After 15 years with Corcoran, Charlie Attias has moved over to the venture capital-backed firm, Erin Hudson reports.
According to TRD’s annual rankings, Attias closed $91 million in sales last year, making him one of Corcoran’s top producers. At Compass, he will lead his own team — which he apparently brought with him from Corcoran.
Corcoran lost 97 agents to Compass between the end of 2017 and the end of 2018, according to a previous TRD analysis. Nearly a year ago, Corcoran clapped back with a clawback policy that requires agents who have higher splits than the firm’s official schedule to repay the difference on any deals that have closed in the last 18 months if they move to a rival company. It’s unclear if this will apply to Attias.
Residential: The priciest residential closing recorded on Wednesday was for a townhouse at 483 West 22nd Street in West Chelsea, at $6.7 million.
Commercial: The most expensive commercial closing of the day was for an industrial property at 134 Morgan Avenue in East Williamsburg, at $54.5 million.
The largest new building filing of the day was for a 254,650-square-foot residential building at 2069 Bruckner Boulevard in Castle Hill. Azimuth Development Group and Ackerman filed the permit application.
NEW TO THE MARKET
The priciest residential listing of the day was for a condo unit at 15 Central Park West on the Upper West Side, at $65 million. Brown Harris Stevens’ Felise Gross has the listing. — Research by Mary Diduch
A thing we’ve learned…
Talk to Transformer, a website that allows you to see how artificial intelligence generates text based on the information you give it and provides a hilarious reassurance that robots are not quite ready to take over my job, has some funny ideas about this newsletter. Providing the prompt “The Daily Dirt,” resulted in fake testimonials from various publications:
“A unique look at one man’s odyssey to become an actual real estate broker and the incredible lessons he learns in his quest to get into the profession.” – The New York Times
“A real-life tale of the journey to becoming a licensed real-estate broker and his real life mistakes along the way. ” – The New York Post
“It’s an in-depth look at a real estate broker who has become a major player in the real estate industry. ” – Wall Street Journal
Top stories from our other markets:
Anbang has sold its U.S. hotel portfolio to the highest bidder at a price north of $5.8 billion, but a last-minute wrench was thrown into the deal when the Chinese insurance conglomerate discovered six of the properties’ deeds were fraudulently transferred to limited liability companies, the Wall Street Journal reports.
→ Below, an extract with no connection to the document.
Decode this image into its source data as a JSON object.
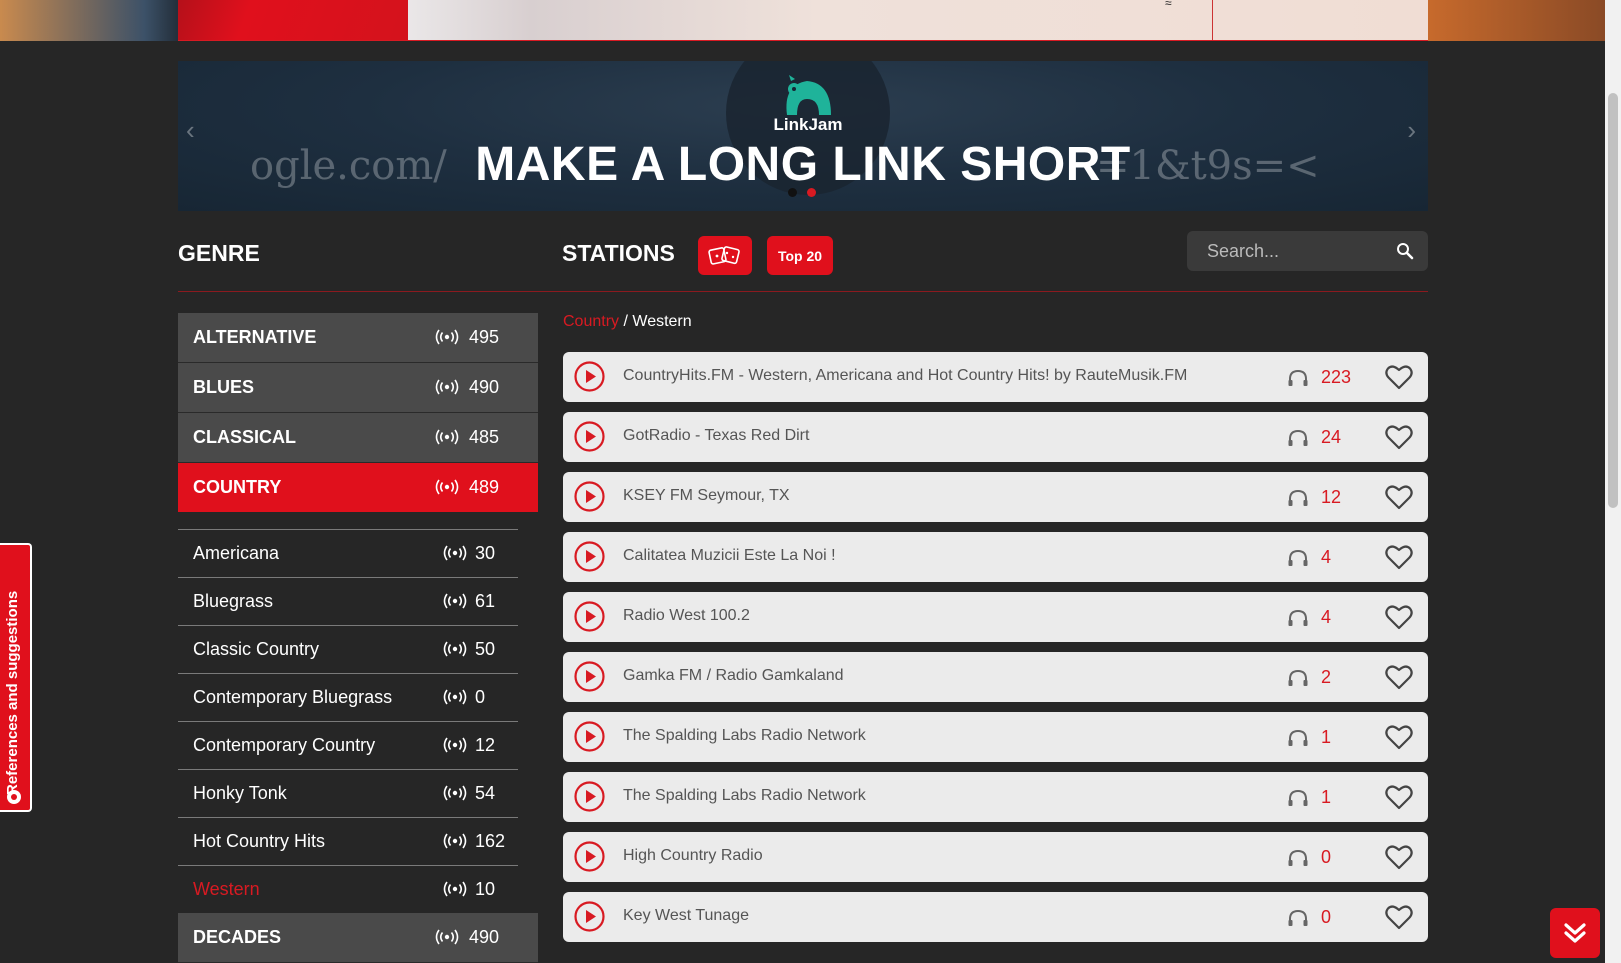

The deal with the buyer, South Korea’s Mirae Asset Global Investments, was due to close last month but was delayed due to fake deeds that transferred the ownership of six of the properties to unidentified limited liability companies.
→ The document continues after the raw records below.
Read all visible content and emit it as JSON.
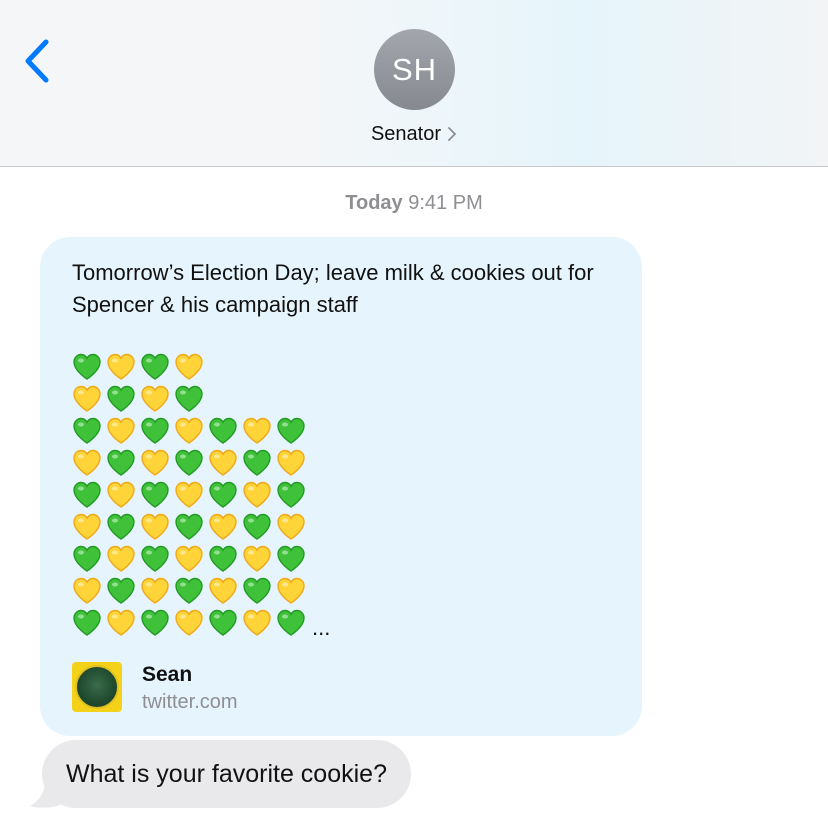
{
  "header": {
    "back_icon": "chevron-left-icon",
    "avatar_initials": "SH",
    "contact_name": "Senator",
    "disclosure_icon": "chevron-right-icon",
    "accent_color": "#007aff"
  },
  "conversation": {
    "timestamp_day": "Today",
    "timestamp_time": "9:41 PM",
    "link_message": {
      "text": "Tomorrow’s Election Day; leave milk & cookies out for Spencer & his campaign staff",
      "emoji_rows": [
        [
          "green",
          "yellow",
          "green",
          "yellow"
        ],
        [
          "yellow",
          "green",
          "yellow",
          "green"
        ],
        [
          "green",
          "yellow",
          "green",
          "yellow",
          "green",
          "yellow",
          "green"
        ],
        [
          "yellow",
          "green",
          "yellow",
          "green",
          "yellow",
          "green",
          "yellow"
        ],
        [
          "green",
          "yellow",
          "green",
          "yellow",
          "green",
          "yellow",
          "green"
        ],
        [
          "yellow",
          "green",
          "yellow",
          "green",
          "yellow",
          "green",
          "yellow"
        ],
        [
          "green",
          "yellow",
          "green",
          "yellow",
          "green",
          "yellow",
          "green"
        ],
        [
          "yellow",
          "green",
          "yellow",
          "green",
          "yellow",
          "green",
          "yellow"
        ],
        [
          "green",
          "yellow",
          "green",
          "yellow",
          "green",
          "yellow",
          "green"
        ]
      ],
      "truncation": "...",
      "source_name": "Sean",
      "source_domain": "twitter.com",
      "bubble_color": "#e6f5fd"
    },
    "incoming_message": {
      "text": "What is your favorite cookie?",
      "bubble_color": "#e9e9eb"
    }
  }
}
Lendlease, the Australian construction giant that has been among the most active firms in Chicago — particularly in the South and West loops — has a new head of operations. Ted Weldon was promoted to executive general manager of development for Chicago, according to Crain’s. The move comes as Thomas Weeks vacates that role, leaving for New York-based Rockefeller Group, where he will become executive vice president and head of development.
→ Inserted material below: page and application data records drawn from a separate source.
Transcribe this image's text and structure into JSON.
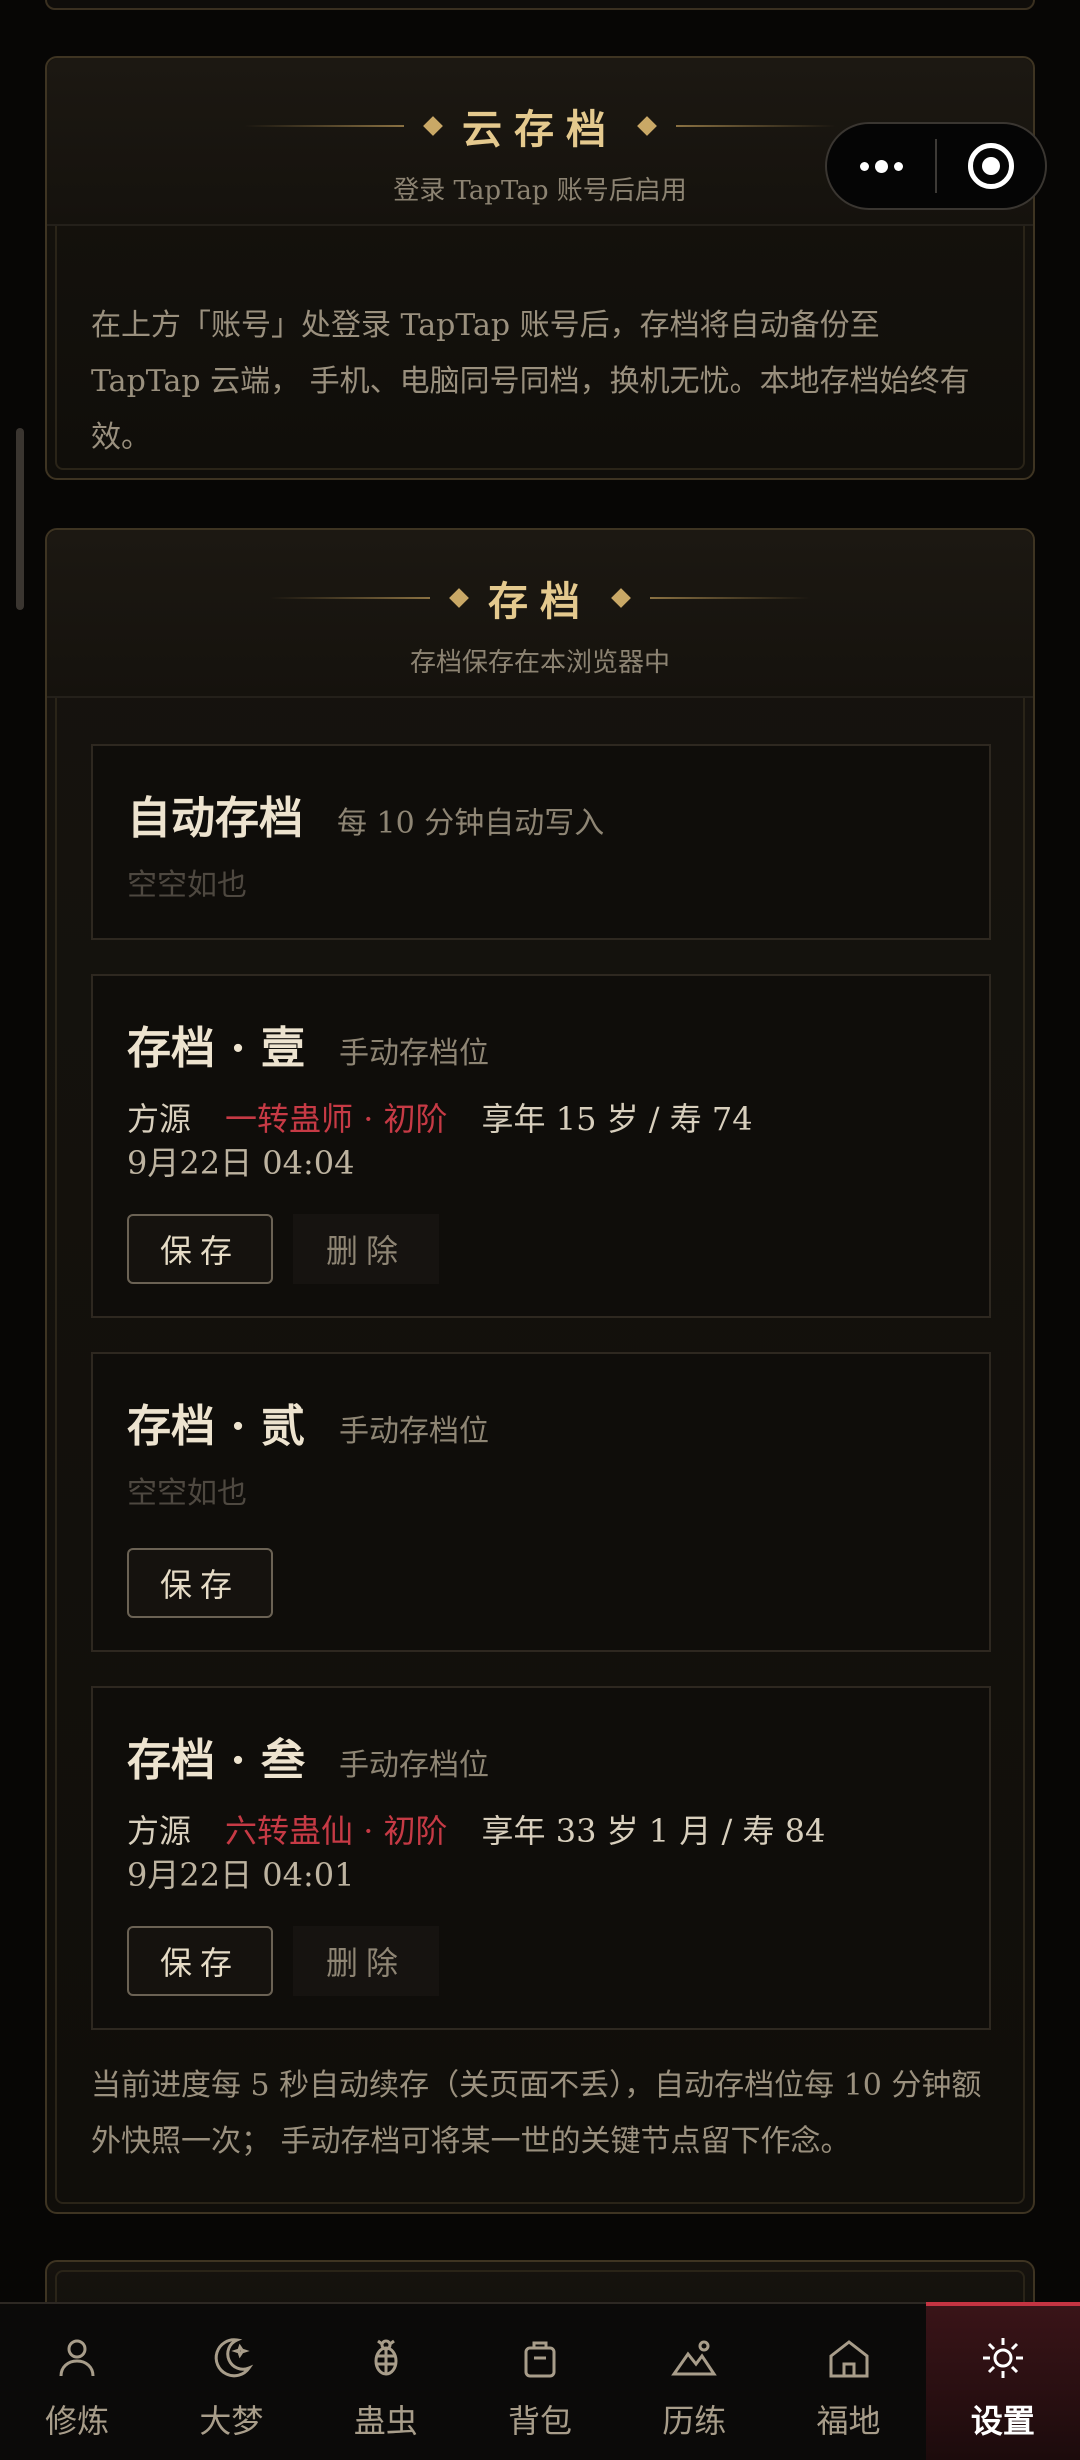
{
  "cloud": {
    "title": "云存档",
    "subtitle": "登录 TapTap 账号后启用",
    "desc_line1": "在上方「账号」处登录 TapTap 账号后，存档将自动备份至",
    "desc_line2": "TapTap 云端， 手机、电脑同号同档，换机无忧。本地存档始终有",
    "desc_line3": "效。"
  },
  "saves": {
    "title": "存档",
    "subtitle": "存档保存在本浏览器中",
    "auto": {
      "name": "自动存档",
      "hint": "每 10 分钟自动写入",
      "empty": "空空如也"
    },
    "slots": [
      {
        "name": "存档 · 壹",
        "hint": "手动存档位",
        "sect": "方源",
        "realm": "一转蛊师 · 初阶",
        "age": "享年 15 岁 / 寿 74",
        "date": "9月22日 04:04",
        "save_label": "保存",
        "delete_label": "删除"
      },
      {
        "name": "存档 · 贰",
        "hint": "手动存档位",
        "empty": "空空如也",
        "save_label": "保存"
      },
      {
        "name": "存档 · 叁",
        "hint": "手动存档位",
        "sect": "方源",
        "realm": "六转蛊仙 · 初阶",
        "age": "享年 33 岁 1 月 / 寿 84",
        "date": "9月22日 04:01",
        "save_label": "保存",
        "delete_label": "删除"
      }
    ],
    "footer_line1": "当前进度每 5 秒自动续存（关页面不丢），自动存档位每 10 分钟额",
    "footer_line2": "外快照一次； 手动存档可将某一世的关键节点留下作念。"
  },
  "tabs": [
    {
      "label": "修炼",
      "icon": "person-icon"
    },
    {
      "label": "大梦",
      "icon": "moon-icon"
    },
    {
      "label": "蛊虫",
      "icon": "bug-icon"
    },
    {
      "label": "背包",
      "icon": "bag-icon"
    },
    {
      "label": "历练",
      "icon": "mountain-icon"
    },
    {
      "label": "福地",
      "icon": "home-icon"
    },
    {
      "label": "设置",
      "icon": "gear-icon",
      "active": true
    }
  ],
  "colors": {
    "accent": "#c43442",
    "gold": "#e4c98e",
    "realm": "#c63a45"
  }
}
Holland Partner Group has hit a snag with its plan to build an 185-unit apartment complex in Hollywood. An affiliate of the Laborers’ Union International of North America appealed the environmental impact report for the project this week, according to Urbanize. Holland’s project is slated for a 1.7-acre site at the corner of St. Andrews Place and De Longpre Avenue.
Pompano Beach city commissioners granted the first approval to a land use change that would more than triple the maximum number of residential units on the Isle Casino Racing Pompano Park. Reno-based Eldorado Resorts is in a joint venture to redevelop the 223-acre Pompano Beach property with Baltimore-based Cordish Companies, the developer of the Seminole Hard Rock Hotel & Casino in Hollywood.